7:25 a.m.: Some quick Olympic news from last night. During last night's tape-delayed primetime program NBC aired a promo urging viewers to tune into the next morning's Today show to see an interview with gold-medal winning swimmer Missy Franklin. The only problem was that Franklin's gold-medal winning race hadn't been broadcast yet. By inadvertently giving away the ending, the network is now actively undermining its own strategy of withholding big events (and the "surprise" results) from TV viewers until they can be shown in primetime.

6:30 a..m.: Here's the medal count as the day begins. China leads all nations with 9 golds, but is tied with the United States with 17 total medals. France, which has had a strong showing in swimming, is third with 7  total (3 gold) and North Korea is in fourth. In all, 37 nations have won at least one medal.

6:00 a.m. If you're new to rowing, here's how to pronounce "repechage." That's basically French for "loser's bracket," where competitors who fail to qualify in the intial heats, get a second chance to make the semi-final or final round.

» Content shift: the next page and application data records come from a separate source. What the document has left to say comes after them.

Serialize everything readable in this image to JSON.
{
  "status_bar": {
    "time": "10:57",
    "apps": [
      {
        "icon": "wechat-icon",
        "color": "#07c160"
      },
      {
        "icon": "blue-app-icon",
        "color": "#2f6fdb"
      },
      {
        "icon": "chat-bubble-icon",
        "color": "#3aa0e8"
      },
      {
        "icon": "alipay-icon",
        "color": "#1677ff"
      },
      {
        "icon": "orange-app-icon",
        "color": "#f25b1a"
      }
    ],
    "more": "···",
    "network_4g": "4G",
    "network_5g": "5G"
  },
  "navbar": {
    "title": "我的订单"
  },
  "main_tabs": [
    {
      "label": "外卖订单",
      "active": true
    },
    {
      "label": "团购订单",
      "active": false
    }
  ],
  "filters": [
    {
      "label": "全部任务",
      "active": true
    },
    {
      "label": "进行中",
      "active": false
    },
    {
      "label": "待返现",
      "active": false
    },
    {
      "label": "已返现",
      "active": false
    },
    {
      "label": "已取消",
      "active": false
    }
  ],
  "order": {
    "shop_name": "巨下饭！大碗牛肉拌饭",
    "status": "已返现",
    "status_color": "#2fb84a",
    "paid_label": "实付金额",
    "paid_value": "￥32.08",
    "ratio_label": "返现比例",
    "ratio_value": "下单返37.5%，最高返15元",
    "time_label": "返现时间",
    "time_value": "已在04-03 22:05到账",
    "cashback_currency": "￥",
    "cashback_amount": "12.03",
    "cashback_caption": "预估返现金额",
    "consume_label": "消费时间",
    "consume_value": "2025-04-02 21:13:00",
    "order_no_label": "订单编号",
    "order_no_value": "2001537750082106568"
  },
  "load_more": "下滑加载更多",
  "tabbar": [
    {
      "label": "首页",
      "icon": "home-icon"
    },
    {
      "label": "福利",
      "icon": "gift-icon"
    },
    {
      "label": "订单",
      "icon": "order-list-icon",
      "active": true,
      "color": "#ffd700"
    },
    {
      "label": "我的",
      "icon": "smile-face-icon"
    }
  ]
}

  • Archery: Individuals showdowns for men and women. (4:00 a.m. to 1:00 a.m.)
  • Badminton: Group play in singles, doubles and mixed doubles (All day)
  • Basketball: Men's Group Play. USA plays at 5:15 pm. Other games of note: Australia-Spain (6:15 a.m.) and France-Argentina (3:00 p.m.)
  • Beach Volleyball: Men's and women's prelims (All day)
  • Boxing: Round of 32 matches for men's light fly and light welterweight. (8:30 - all day)
  • Canoe: Men's Single Semifinals and FINAL (Final begins at 10:00 a.m.)
  • Diving: Women's Sycrhonized 10m platform FINAL. 
  • Equestrian: Eventing finals; Individual and team. Today is jumping, which is the final of the three disciplines tested by eventing. Medals will be awarded around 8:00 a.m. (team) and 10:30.
  • Fencing: Men's individual foil tourney: (Begins at 5:30; Gold medal match at 2:40 p.m.)
  • Football: Women's Group play. Matches of note: USA-North Korea at 12:15 p.m. CAN-SWE at 9:30 a.m. GBR-BRA at 2:45 p.m.
  • Gymnastics: Women's team final begins at 11:30
  • Handball: Men's Group Play (All day)
  • Field Hockey: Women's Group Play (All day)
  • Judo: Men's 81kg and Women's 63kg tournaments. Gold medal matches begin around 11:00 a.m.
  • Rowing: Multiple rounds and multiple events beginning at 4:30 and lasting until about 8:00 a.m.
  • Sailing: Multiple races and boats. Begins at 7:00 a.m.
  • Shooting: Men's skeet. Qualifiers begin at 4:00 a.m. Finals at 9:00
  • Swimming: Today's races: Men's 100m free; 200m breaststroke; 200m butterfly; 4x200m freestyle relay; Women's 200m butterfly; 200m free; 200m IM. Preliminary heats in the morning. Finals begin at 2:30 p.m.
  • Table tennis: Men's and women's singles. Quarterfinals and semis.
  • Tennis: Second-round matches (All day). Match of note: Andy Roddick and Novak Djokovic at noon.
  • Vollyball: Men's Group Play. USA-GER at 11:45 a.m.
  • Water Polo: Men's Group Play. USA-ROM at 2:40 p.m.
  • Weightlifting: Men's 69kg and Women's 63kg. Women's program begins at 10:30, men at 2:00. Gold medal will be awarded today.
This article is from the archive of our partner The Wire.